**Task:**
Go through the data line by line. Copy each one holding the string "time".

- - - - - - -

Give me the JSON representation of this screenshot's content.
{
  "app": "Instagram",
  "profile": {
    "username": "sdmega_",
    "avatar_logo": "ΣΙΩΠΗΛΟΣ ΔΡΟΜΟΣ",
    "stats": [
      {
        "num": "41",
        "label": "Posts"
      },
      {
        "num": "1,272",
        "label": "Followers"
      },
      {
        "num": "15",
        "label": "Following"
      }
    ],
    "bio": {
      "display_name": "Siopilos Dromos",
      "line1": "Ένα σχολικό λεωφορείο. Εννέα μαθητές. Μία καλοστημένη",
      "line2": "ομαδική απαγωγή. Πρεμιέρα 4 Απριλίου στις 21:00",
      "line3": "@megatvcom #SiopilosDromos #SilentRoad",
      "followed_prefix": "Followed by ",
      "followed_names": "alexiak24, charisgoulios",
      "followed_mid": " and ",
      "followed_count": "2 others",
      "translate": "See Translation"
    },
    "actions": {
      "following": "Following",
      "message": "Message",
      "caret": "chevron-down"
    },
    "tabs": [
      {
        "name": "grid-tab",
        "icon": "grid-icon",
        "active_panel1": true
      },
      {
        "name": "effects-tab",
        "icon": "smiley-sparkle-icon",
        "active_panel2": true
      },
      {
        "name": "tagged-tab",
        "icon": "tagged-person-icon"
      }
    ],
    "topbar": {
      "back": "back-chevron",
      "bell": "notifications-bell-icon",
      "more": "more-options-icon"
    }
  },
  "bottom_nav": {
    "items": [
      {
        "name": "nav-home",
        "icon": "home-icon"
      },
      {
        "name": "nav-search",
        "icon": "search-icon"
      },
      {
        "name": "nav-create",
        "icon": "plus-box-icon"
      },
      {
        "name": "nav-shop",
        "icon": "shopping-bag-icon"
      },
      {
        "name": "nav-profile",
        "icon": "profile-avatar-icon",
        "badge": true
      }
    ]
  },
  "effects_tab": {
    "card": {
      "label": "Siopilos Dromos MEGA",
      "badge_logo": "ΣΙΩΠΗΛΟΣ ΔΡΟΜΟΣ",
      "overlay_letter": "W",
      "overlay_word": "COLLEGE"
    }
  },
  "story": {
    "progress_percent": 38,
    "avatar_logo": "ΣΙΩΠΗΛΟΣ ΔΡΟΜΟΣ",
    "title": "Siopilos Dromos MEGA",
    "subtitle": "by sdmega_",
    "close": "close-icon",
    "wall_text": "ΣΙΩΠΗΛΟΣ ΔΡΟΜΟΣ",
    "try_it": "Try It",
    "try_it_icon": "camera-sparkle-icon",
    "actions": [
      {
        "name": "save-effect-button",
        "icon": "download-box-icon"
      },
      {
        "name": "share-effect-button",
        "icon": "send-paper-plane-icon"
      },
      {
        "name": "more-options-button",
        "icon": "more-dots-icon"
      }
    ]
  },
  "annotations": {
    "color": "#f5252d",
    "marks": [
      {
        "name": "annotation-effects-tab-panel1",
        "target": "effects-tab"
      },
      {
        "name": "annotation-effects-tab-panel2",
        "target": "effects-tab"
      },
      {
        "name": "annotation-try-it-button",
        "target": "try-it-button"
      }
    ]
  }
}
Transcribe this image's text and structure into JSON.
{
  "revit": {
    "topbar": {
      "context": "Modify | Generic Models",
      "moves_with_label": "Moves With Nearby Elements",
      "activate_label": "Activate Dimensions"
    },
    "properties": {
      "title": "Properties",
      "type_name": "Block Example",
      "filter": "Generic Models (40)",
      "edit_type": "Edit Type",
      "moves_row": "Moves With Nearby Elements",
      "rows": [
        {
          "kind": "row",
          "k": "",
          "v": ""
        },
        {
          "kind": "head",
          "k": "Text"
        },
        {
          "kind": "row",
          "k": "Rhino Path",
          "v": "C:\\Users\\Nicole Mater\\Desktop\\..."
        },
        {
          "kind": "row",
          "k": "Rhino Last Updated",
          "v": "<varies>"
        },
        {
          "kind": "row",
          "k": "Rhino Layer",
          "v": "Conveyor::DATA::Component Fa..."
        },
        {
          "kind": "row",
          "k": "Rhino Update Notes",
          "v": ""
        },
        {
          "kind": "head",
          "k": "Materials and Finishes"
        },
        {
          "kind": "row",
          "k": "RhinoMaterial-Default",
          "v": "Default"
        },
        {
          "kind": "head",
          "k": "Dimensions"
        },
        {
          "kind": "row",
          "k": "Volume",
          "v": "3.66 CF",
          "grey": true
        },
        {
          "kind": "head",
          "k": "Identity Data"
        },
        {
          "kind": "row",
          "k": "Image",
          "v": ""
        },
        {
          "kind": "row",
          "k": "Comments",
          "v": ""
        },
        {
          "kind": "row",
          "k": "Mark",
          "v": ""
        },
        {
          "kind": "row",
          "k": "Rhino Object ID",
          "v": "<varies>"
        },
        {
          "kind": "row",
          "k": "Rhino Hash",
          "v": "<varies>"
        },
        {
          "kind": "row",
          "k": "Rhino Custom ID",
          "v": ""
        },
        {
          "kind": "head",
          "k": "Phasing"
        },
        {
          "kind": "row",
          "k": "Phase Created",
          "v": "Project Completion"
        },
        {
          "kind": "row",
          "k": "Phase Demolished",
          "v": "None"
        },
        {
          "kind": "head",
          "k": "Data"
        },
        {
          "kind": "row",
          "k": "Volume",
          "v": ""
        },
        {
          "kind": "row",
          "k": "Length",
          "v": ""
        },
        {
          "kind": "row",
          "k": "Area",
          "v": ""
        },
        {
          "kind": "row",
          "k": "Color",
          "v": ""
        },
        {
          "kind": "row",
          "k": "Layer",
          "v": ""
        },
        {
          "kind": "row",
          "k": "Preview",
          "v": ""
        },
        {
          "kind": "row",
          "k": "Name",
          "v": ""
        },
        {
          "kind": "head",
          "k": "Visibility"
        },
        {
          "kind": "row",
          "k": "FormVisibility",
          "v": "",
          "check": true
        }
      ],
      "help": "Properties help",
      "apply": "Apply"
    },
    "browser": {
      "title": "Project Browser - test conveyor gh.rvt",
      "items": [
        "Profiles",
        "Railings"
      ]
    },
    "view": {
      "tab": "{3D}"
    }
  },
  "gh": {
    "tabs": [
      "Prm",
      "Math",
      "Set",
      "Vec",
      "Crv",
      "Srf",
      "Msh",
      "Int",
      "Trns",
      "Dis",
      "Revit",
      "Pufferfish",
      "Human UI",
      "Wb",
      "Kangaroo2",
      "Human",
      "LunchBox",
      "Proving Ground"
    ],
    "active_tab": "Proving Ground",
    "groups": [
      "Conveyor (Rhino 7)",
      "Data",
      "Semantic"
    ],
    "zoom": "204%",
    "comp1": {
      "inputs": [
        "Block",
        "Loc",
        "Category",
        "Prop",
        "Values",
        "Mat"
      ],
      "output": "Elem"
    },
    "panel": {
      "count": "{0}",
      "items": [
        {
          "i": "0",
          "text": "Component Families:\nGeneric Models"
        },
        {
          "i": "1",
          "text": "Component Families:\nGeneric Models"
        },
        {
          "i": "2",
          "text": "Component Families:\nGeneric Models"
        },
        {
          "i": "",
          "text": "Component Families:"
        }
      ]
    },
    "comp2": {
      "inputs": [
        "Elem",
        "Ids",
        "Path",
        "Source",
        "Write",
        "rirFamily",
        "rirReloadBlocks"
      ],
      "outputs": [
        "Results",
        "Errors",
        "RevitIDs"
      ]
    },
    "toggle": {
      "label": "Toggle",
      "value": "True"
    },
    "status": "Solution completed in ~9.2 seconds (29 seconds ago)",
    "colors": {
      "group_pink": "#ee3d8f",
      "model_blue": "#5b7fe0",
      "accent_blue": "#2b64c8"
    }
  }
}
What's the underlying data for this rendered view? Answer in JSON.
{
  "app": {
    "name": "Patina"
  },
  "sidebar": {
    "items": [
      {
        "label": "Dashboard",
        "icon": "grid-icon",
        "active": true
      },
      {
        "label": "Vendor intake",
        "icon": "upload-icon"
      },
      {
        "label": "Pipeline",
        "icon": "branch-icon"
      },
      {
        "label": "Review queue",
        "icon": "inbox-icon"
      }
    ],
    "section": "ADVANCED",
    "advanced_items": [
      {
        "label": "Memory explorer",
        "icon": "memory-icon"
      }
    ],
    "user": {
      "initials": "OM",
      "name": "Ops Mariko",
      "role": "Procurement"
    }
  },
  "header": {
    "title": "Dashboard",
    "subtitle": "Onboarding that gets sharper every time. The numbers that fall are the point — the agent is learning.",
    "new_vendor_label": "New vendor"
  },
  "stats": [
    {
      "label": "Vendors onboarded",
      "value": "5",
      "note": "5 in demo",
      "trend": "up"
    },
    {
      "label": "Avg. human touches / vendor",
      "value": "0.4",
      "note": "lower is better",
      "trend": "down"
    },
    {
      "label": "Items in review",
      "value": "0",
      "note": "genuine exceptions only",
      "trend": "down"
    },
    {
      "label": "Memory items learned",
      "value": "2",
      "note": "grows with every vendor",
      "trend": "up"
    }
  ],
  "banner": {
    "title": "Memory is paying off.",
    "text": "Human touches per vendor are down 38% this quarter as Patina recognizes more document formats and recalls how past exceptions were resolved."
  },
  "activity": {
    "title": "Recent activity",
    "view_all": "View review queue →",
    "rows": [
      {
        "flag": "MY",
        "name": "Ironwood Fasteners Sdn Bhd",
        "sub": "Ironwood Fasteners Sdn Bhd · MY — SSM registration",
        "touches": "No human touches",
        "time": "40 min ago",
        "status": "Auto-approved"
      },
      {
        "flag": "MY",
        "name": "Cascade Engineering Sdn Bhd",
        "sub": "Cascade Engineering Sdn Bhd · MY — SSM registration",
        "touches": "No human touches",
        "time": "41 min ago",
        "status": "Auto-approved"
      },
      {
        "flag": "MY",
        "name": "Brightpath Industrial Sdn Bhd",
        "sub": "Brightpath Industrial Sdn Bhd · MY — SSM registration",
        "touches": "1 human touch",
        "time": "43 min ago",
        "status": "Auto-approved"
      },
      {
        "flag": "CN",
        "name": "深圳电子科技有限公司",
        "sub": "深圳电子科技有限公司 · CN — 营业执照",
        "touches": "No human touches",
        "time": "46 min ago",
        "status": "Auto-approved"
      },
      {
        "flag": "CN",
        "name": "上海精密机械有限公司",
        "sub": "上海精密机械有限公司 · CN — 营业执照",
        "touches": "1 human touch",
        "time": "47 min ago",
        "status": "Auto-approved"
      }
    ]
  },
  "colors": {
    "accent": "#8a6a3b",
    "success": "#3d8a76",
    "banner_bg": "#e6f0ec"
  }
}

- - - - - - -

**Task response:**
    "subtitle": "Onboarding that gets sharper every time. The numbers that fall are the point — the agent is learning.",
        "time": "40 min ago",
        "time": "41 min ago",
        "time": "43 min ago",
        "time": "46 min ago",
        "time": "47 min ago",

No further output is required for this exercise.